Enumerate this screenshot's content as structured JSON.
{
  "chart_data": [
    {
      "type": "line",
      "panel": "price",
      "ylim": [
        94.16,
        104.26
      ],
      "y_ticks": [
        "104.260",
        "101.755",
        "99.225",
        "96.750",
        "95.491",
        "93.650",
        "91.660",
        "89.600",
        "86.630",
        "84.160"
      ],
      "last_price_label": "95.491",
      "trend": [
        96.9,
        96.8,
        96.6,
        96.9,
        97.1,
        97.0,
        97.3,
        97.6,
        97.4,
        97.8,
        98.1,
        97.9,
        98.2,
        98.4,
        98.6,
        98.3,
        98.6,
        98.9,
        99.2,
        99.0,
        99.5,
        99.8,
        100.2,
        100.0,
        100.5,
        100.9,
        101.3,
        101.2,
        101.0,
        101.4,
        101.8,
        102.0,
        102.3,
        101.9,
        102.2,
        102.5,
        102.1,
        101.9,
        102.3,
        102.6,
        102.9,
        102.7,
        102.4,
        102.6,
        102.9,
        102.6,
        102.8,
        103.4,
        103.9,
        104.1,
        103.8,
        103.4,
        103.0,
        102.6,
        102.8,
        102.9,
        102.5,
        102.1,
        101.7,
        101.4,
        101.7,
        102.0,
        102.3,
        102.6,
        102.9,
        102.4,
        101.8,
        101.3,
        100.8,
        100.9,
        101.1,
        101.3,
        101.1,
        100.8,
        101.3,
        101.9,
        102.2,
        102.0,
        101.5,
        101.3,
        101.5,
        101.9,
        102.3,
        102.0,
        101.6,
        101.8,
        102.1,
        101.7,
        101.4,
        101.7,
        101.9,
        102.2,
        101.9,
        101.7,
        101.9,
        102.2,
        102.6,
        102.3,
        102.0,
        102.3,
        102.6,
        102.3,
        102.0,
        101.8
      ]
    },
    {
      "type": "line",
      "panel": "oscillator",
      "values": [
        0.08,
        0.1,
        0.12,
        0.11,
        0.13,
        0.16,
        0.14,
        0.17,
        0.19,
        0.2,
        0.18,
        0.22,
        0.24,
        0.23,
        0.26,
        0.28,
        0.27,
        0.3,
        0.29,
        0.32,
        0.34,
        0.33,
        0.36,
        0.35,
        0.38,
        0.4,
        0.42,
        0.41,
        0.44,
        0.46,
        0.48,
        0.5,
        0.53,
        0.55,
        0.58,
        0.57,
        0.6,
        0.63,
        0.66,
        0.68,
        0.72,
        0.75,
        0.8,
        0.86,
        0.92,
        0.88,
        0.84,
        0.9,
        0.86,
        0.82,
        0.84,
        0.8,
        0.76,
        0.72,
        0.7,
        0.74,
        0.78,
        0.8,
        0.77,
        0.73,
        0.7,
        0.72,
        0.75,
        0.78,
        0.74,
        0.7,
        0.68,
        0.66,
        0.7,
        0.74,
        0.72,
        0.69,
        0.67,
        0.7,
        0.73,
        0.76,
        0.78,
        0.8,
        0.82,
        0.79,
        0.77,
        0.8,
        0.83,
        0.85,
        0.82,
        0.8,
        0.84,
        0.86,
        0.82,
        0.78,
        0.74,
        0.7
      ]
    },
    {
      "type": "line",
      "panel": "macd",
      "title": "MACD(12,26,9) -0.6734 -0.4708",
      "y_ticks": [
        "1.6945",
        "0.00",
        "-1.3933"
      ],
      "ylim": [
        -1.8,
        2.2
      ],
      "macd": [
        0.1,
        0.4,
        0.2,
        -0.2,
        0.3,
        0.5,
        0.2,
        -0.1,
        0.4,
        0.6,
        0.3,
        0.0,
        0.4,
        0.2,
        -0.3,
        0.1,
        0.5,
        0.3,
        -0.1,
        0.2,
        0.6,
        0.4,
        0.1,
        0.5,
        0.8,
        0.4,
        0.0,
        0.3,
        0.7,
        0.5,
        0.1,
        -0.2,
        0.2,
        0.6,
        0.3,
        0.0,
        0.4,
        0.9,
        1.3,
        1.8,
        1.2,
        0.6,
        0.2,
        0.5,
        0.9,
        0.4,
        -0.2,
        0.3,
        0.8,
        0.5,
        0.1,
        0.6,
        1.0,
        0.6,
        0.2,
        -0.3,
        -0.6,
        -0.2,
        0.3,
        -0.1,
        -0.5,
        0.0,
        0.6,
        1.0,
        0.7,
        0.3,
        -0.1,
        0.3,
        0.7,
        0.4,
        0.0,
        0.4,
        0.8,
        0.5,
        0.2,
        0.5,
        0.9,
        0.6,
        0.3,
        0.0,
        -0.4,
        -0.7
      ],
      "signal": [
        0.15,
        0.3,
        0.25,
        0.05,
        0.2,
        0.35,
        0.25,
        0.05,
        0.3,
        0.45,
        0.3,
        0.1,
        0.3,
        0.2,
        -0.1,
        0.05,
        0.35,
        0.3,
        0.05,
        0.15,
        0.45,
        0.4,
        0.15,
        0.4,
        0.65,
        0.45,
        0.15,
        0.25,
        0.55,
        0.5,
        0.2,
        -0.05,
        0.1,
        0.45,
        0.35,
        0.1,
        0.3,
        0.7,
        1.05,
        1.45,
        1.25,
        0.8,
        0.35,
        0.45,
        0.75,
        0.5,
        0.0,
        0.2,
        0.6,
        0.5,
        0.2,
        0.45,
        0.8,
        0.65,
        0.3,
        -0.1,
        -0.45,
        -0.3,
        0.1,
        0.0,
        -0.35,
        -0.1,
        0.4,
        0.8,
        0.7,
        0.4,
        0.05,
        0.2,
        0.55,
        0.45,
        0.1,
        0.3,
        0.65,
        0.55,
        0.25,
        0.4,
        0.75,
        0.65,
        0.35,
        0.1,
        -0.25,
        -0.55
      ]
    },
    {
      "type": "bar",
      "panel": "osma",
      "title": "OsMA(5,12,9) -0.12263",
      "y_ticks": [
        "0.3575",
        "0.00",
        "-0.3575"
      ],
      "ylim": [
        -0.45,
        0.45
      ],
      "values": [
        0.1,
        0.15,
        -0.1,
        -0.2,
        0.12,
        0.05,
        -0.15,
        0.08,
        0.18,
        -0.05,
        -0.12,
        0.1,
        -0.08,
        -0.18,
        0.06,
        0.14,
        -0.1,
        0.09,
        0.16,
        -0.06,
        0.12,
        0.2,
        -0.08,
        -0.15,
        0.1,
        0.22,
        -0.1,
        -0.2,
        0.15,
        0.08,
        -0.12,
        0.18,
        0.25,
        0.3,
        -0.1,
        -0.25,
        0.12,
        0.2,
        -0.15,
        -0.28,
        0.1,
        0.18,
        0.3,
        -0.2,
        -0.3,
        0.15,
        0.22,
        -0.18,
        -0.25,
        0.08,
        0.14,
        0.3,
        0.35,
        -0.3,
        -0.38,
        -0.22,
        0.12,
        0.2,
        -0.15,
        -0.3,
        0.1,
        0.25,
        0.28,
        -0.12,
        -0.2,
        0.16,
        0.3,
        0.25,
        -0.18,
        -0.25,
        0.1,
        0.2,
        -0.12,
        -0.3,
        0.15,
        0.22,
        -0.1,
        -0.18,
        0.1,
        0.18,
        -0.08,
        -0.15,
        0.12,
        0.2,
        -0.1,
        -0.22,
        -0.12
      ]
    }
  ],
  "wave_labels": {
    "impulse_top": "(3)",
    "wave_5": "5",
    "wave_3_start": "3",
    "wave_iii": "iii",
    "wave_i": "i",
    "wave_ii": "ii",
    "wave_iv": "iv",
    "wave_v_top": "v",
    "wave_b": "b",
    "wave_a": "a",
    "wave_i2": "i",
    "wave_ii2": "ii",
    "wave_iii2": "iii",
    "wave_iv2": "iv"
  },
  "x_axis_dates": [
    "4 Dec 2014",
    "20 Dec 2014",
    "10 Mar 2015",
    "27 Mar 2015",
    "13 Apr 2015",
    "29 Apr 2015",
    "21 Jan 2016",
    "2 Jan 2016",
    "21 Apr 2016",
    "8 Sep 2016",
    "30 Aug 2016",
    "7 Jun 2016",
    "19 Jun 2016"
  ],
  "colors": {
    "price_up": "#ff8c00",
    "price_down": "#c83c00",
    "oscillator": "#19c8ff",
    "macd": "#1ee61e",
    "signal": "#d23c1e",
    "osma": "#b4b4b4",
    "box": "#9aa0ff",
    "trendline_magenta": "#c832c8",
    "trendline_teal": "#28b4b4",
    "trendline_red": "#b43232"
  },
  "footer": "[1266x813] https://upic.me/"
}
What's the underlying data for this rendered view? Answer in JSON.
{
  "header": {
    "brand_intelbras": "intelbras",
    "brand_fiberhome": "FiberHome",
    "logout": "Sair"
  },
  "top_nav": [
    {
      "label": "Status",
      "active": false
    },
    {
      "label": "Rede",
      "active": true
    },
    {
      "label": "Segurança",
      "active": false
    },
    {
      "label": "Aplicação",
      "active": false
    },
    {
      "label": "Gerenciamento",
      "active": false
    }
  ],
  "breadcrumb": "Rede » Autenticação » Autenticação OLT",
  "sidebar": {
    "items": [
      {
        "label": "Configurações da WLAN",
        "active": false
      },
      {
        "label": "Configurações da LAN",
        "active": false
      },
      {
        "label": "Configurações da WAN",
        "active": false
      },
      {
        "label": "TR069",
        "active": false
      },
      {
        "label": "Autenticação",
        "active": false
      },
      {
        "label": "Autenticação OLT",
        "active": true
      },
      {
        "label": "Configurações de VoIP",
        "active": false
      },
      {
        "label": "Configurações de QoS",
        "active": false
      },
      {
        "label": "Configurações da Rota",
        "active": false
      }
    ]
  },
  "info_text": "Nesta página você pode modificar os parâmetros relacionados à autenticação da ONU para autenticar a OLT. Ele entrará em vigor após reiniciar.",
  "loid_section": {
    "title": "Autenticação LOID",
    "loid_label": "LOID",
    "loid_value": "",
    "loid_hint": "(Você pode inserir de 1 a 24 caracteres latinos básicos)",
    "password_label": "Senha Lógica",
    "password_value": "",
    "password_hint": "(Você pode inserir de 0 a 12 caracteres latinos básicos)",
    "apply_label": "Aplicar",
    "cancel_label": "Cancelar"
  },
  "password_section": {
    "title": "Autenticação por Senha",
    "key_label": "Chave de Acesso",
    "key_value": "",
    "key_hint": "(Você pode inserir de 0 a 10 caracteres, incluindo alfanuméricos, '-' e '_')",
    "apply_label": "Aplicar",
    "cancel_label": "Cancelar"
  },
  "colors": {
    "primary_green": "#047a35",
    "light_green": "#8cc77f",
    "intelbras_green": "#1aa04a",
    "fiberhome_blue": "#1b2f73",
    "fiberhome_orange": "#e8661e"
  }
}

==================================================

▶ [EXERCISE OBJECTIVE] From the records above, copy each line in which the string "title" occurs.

▶ [EXERCISE SOLUTION]
      "title": "MACD(12,26,9) -0.6734 -0.4708",
      "title": "OsMA(5,12,9) -0.12263",
    "title": "Autenticação LOID",
    "title": "Autenticação por Senha",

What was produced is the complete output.